OBSERVING YEAR 1 CLASSES

 

During the first few months of Year 1 classes, students gain many new skills, both in making music, and in the handling of materials and instruments. Parents sometimes feel that this process is awkward and slow. For example, in the beginning of the year, I may repeatedly model the appropriate steps for handling materials and instruments. Occasionally, parents have been concerned that this level of direction may limit a studentís freedom of expression. However, because of these early lessons, the students eventually experience genuine freedom. Once children learn how to handle both the materials and the instruments, they develop a sense of true competency and independence. They can work on their own, without outside interference or help. These newly acquired abilities allow a wide range of creativity. Perhaps most importantly, they are proud of being able to do "it" themselves.

Thus, in September, a simple writing activity may take 20 minutes or more. To parents watching, each step (getting boards, paper, and crayons; writing; labeling; and then putting away paper, board, and crayons) can seem to take an inordinate amount of time. Several children may repeat steps over and over before they succeed. However, the children are completely engaged and happy. In April, the same task will take 5 minutes or less. Observers are not aware of the multiple steps because the students accomplish them smoothly, without reminders. The process has become automatic, and the children are free to concentrate on creative aspects of the activity. One April, a mother, who had not observed class since the previous October, commented, "Youíve really grown and changed in the way you teach the class. Itís so much smoother and the children accomplish so much more." Yet, I hadnít changed- the children had. They had grown tremendously, not only musically, but also in their competency with the handling of materials.
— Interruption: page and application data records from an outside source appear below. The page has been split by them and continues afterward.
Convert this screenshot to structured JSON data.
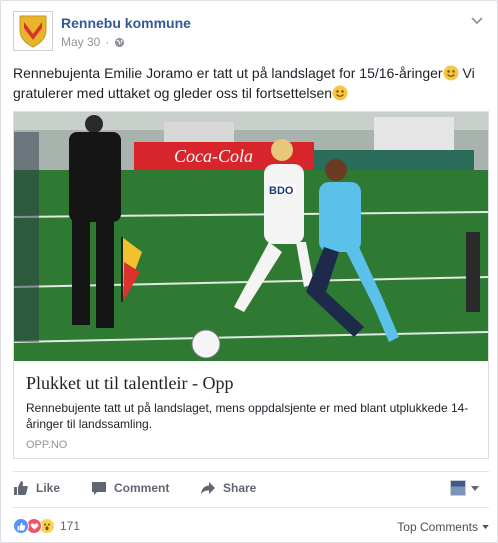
{
  "post": {
    "page_name": "Rennebu kommune",
    "date": "May 30",
    "separator": "·",
    "text_part1": "Rennebujenta Emilie Joramo er tatt ut på landslaget for 15/16-åringer",
    "text_part2": " Vi gratulerer med uttaket og gleder oss til fortsettelsen"
  },
  "link": {
    "title": "Plukket ut til talentleir - Opp",
    "description": "Rennebujente tatt ut på landslaget, mens oppdalsjente er med blant utplukkede 14-åringer til landssamling.",
    "domain": "OPP.NO",
    "photo_banner_text": "Coca-Cola",
    "jersey_text": "BDO"
  },
  "actions": {
    "like": "Like",
    "comment": "Comment",
    "share": "Share"
  },
  "footer": {
    "reaction_count": "171",
    "top_comments": "Top Comments"
  },
  "colors": {
    "link_blue": "#365899",
    "meta_gray": "#90949c",
    "like_blue": "#5890ff",
    "love_red": "#f25268",
    "wow_yellow": "#fcd34d"
  },
  "icons": [
    "coat-of-arms-icon",
    "globe-icon",
    "chevron-down-icon",
    "smile-emoji-icon",
    "like-icon",
    "comment-icon",
    "share-icon",
    "caret-down-icon",
    "like-reaction-icon",
    "love-reaction-icon",
    "wow-reaction-icon"
  ]
}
Year 1 students also advance rapidly in their ability to handle musical instruments correctly. In the beginning of the year, I demonstrate the correct way to hold and play each instrument. We discuss, sometimes in great detail, the consequences of alternative ways to handle the instruments. For example- we discuss how the tambourine head will break if you lean on it. Some instruments require a lot of discussion and practice before the children master playing them without problems. Again, this can seem somewhat slow and tedious to adults, but children love the process. A wonderful benefit of this type of discussion is that I never have to say "Stop that" or "Donít do that". The students know how to do it correctly and they are highly motivated to follow through. By the end of the year, the children can express themselves freely on many instruments. At this point, the entire process looks effortless, and the major emphasis is on creative use of these instruments.
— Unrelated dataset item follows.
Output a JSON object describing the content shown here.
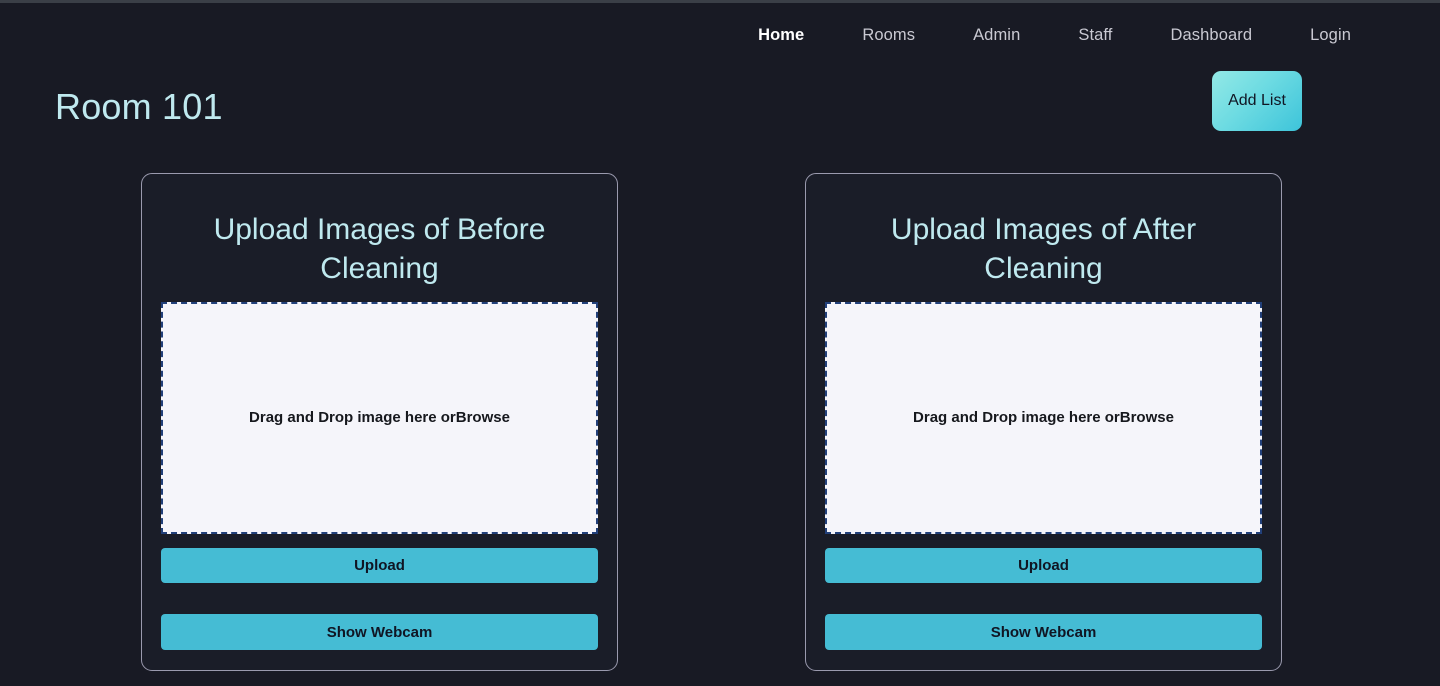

I encourage you to observe class as much as possible. Indeed, if you come to class, be prepared to participate as well. We often ask parents to join in our ensembles. Please feel free to comment and ask questions. I always welcome parental input. Indeed, some of my best ideas have come to me from the parents and students with whom I work!